(The problem)
Report how many lines in the records that follow have the word "shortcut" in them, giving the number and nothing more.

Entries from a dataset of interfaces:
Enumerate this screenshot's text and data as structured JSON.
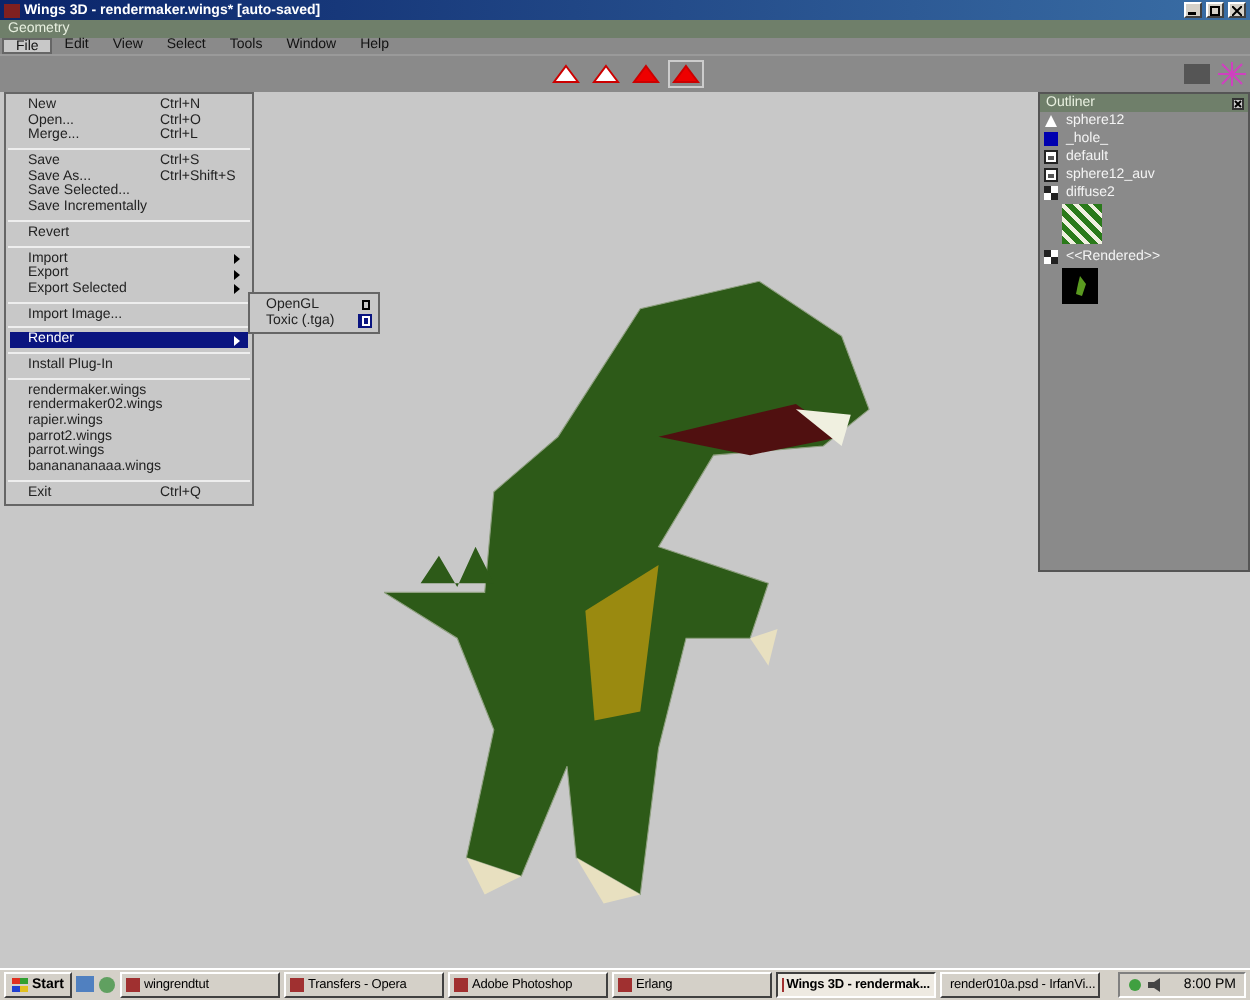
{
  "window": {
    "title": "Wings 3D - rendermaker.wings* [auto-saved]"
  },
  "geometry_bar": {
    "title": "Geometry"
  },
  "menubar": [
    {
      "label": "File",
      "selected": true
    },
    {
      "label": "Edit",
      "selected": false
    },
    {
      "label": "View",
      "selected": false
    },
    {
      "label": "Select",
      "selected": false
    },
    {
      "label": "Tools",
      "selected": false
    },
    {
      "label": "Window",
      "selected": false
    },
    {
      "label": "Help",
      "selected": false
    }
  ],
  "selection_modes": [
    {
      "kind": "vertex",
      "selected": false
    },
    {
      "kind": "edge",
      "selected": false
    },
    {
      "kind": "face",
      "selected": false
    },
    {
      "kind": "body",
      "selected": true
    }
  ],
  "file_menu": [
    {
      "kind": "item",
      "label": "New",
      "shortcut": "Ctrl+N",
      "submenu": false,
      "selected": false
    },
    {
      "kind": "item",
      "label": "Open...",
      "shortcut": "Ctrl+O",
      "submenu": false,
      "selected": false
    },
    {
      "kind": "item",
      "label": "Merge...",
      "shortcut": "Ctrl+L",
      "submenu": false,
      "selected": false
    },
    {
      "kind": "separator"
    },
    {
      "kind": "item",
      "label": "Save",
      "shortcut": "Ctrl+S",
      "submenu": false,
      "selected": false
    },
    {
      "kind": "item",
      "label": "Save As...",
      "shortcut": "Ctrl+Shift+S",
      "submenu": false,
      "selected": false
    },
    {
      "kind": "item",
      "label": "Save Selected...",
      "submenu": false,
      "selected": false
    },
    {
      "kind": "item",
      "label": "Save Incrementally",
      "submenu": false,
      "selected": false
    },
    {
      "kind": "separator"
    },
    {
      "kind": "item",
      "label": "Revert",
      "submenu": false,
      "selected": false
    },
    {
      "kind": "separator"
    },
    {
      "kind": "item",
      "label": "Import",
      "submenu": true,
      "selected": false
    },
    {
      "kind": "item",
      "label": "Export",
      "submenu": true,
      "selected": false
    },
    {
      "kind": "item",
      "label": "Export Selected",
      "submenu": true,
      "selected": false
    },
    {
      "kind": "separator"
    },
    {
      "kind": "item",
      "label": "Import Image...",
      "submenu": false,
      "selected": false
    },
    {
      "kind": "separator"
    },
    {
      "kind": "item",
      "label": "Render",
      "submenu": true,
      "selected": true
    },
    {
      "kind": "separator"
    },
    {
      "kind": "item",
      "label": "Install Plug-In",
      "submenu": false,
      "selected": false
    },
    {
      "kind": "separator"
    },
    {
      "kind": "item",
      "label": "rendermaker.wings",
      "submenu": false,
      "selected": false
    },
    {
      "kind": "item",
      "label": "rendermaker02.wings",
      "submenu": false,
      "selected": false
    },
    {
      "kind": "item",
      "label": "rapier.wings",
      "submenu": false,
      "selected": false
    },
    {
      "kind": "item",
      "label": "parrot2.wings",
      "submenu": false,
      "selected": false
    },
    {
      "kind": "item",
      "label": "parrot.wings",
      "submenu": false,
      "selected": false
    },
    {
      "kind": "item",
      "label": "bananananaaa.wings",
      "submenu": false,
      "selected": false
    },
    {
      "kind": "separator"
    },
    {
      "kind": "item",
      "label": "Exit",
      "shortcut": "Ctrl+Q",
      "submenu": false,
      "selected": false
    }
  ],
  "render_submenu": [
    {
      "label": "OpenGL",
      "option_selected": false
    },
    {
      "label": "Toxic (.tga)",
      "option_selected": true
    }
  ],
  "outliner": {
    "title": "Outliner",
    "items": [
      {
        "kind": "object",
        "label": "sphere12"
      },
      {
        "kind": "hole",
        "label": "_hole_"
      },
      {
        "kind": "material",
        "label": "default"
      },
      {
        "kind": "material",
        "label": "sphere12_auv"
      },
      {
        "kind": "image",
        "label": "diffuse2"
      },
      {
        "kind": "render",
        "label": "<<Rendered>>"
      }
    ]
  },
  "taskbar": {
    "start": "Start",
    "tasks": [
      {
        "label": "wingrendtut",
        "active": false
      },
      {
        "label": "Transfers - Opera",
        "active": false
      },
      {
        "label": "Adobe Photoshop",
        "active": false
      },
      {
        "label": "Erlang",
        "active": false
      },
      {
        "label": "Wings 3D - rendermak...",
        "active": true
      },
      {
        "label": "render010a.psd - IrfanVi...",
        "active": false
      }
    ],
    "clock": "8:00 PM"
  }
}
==
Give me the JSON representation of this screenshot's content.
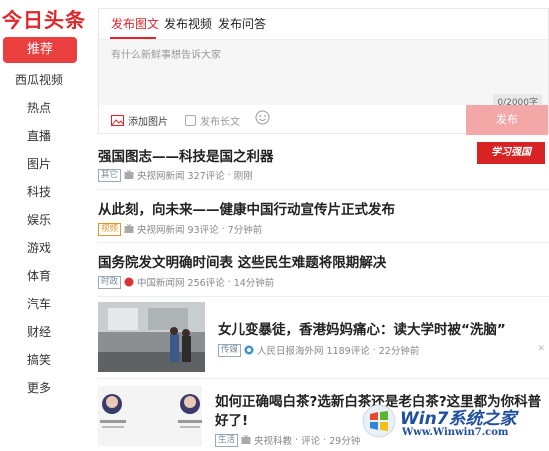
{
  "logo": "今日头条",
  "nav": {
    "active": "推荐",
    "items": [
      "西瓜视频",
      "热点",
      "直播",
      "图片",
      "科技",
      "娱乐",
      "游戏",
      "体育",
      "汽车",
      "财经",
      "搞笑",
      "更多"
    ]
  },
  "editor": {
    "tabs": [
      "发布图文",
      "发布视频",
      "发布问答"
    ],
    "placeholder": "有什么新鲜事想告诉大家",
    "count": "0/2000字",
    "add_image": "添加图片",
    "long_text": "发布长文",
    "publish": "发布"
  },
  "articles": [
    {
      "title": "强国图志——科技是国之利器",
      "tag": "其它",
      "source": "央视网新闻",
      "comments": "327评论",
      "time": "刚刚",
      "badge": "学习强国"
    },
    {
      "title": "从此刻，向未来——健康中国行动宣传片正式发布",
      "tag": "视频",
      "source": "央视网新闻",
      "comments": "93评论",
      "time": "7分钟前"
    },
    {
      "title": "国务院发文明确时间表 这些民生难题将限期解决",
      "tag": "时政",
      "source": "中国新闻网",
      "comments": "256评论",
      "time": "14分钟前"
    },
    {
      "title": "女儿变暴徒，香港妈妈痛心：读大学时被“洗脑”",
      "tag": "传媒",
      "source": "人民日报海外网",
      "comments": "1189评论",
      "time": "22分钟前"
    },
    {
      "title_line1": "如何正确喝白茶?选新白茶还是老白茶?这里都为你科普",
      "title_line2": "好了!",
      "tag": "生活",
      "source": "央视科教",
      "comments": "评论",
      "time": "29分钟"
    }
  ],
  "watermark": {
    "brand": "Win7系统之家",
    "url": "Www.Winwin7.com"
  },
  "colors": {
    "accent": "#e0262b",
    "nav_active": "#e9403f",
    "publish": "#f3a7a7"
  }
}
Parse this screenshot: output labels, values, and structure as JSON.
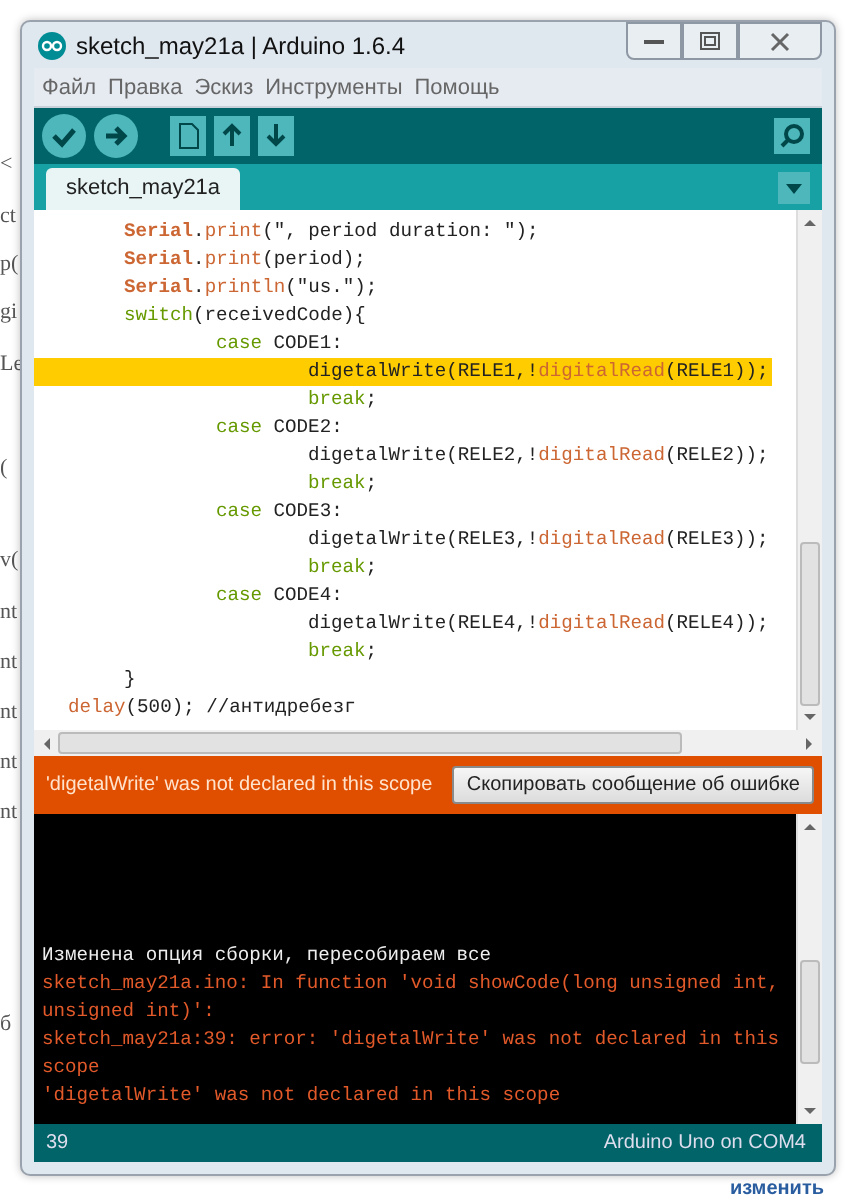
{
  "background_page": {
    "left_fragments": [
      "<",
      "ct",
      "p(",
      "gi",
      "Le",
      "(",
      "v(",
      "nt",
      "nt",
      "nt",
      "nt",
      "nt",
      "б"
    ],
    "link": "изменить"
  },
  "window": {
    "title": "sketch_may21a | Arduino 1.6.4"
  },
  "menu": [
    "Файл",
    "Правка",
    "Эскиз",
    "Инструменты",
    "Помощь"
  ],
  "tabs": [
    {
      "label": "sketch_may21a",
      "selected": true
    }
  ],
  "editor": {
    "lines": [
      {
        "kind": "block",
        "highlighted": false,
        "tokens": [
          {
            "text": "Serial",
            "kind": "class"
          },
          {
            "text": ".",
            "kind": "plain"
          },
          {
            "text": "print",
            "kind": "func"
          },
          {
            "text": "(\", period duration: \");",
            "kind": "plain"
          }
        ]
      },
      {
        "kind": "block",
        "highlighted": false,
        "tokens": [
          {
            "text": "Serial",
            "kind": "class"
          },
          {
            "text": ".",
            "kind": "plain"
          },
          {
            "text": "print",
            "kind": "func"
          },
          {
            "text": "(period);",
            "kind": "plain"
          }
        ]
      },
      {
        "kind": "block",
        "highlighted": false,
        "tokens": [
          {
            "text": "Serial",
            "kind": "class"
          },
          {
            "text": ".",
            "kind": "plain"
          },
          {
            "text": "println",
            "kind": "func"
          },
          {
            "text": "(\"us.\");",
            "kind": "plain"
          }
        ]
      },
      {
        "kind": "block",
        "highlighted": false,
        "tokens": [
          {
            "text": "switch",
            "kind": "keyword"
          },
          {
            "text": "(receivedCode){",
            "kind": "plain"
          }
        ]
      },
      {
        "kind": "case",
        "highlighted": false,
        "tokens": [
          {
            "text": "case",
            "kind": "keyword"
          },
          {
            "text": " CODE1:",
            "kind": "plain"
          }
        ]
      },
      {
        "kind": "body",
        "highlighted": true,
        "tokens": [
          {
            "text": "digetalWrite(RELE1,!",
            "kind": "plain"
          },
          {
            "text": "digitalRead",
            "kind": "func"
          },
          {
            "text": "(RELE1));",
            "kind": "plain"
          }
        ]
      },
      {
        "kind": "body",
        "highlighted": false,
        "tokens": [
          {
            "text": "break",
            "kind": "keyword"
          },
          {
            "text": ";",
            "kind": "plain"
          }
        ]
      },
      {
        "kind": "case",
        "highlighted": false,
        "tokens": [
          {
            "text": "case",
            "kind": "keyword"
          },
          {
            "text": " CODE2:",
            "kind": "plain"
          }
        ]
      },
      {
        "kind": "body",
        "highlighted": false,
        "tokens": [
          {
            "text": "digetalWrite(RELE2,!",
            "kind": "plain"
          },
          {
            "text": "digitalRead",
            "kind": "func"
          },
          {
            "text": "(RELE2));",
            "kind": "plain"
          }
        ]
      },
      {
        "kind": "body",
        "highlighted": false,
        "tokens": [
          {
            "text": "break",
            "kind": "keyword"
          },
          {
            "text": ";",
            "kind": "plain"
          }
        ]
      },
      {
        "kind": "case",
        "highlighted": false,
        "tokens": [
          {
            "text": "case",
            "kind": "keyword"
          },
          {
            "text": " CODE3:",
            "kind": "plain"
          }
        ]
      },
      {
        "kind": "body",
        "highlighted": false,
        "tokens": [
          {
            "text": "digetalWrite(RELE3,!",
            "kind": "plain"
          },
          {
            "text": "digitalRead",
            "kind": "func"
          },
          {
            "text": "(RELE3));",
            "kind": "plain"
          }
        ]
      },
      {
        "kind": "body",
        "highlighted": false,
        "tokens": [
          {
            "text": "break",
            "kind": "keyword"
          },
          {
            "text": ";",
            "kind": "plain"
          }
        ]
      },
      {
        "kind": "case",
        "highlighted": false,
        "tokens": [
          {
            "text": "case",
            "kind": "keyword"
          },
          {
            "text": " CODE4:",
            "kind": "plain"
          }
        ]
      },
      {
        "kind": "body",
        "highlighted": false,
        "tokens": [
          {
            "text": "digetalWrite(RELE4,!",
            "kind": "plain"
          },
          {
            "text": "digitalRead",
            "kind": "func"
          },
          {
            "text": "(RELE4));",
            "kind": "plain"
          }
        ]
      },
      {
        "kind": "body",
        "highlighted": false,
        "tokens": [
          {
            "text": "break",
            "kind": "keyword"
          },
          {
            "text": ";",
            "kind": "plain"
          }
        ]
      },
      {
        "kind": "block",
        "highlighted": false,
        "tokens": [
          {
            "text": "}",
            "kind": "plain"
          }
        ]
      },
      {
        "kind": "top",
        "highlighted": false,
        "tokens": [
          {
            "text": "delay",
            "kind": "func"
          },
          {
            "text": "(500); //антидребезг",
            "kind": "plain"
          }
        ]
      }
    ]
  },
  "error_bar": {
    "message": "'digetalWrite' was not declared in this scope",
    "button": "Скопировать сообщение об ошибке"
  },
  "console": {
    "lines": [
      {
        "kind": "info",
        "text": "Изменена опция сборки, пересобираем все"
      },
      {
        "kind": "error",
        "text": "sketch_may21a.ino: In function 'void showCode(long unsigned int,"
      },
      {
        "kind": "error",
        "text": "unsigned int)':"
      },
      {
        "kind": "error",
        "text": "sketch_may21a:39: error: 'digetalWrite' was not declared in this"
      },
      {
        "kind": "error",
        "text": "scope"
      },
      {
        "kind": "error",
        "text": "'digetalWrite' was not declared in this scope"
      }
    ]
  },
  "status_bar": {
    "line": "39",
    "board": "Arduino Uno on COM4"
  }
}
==
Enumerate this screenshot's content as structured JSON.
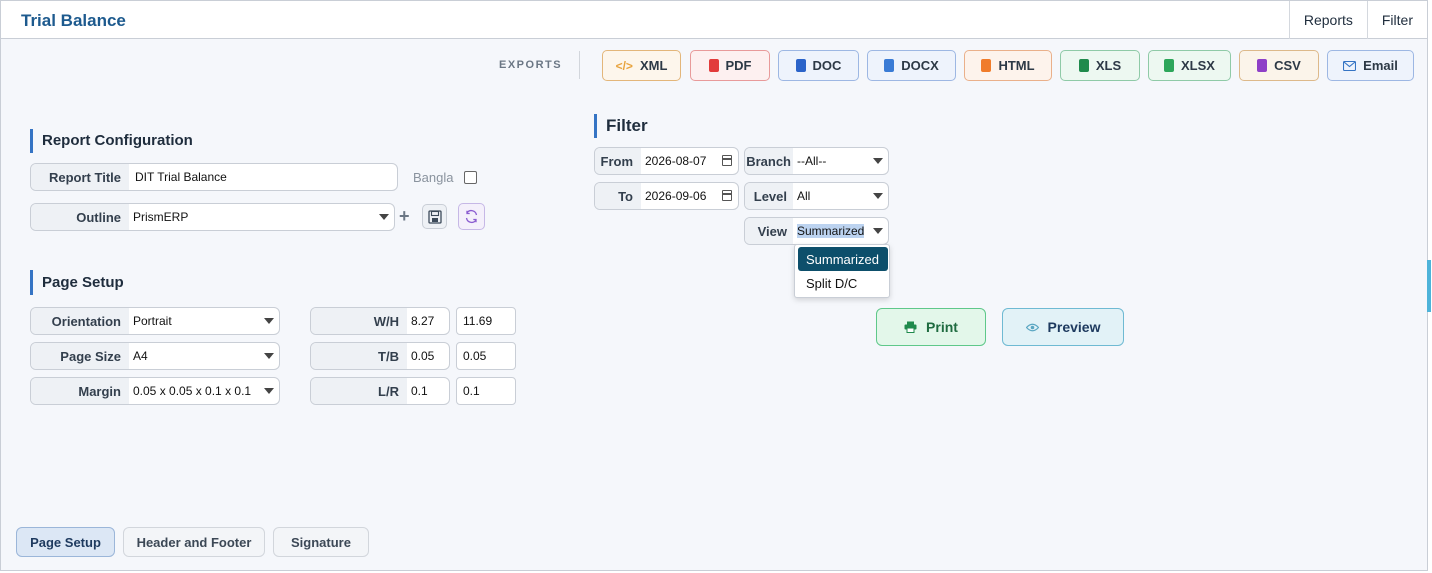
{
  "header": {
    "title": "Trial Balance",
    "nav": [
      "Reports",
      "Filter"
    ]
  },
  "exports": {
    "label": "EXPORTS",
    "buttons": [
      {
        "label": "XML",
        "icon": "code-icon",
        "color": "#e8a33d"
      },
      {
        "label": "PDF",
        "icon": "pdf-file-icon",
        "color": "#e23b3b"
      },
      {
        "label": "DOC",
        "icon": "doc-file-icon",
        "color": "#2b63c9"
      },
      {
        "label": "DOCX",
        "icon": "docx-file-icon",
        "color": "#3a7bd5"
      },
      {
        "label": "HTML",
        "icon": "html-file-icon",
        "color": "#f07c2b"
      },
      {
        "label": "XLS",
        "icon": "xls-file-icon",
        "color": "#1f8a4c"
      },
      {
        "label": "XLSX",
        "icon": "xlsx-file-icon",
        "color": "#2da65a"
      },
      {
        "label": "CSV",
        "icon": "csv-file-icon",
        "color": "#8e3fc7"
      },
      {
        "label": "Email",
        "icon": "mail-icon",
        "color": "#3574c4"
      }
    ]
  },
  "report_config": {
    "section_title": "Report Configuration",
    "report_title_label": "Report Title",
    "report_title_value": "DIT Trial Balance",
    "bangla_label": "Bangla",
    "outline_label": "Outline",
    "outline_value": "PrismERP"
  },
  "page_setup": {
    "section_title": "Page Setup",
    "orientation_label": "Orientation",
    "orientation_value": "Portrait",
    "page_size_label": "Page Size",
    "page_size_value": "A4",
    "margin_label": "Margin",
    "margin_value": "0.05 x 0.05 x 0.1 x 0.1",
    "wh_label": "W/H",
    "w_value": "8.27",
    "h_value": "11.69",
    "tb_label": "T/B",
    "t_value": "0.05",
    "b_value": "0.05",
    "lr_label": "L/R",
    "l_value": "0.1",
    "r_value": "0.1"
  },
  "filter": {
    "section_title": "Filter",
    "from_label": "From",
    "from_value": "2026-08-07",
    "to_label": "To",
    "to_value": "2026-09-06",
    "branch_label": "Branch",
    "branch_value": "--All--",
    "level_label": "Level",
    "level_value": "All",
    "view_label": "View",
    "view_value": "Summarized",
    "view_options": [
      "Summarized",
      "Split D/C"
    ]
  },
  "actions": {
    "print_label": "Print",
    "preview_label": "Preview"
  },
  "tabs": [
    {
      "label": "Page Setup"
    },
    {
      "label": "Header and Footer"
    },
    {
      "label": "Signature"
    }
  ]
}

(Result of this task)
6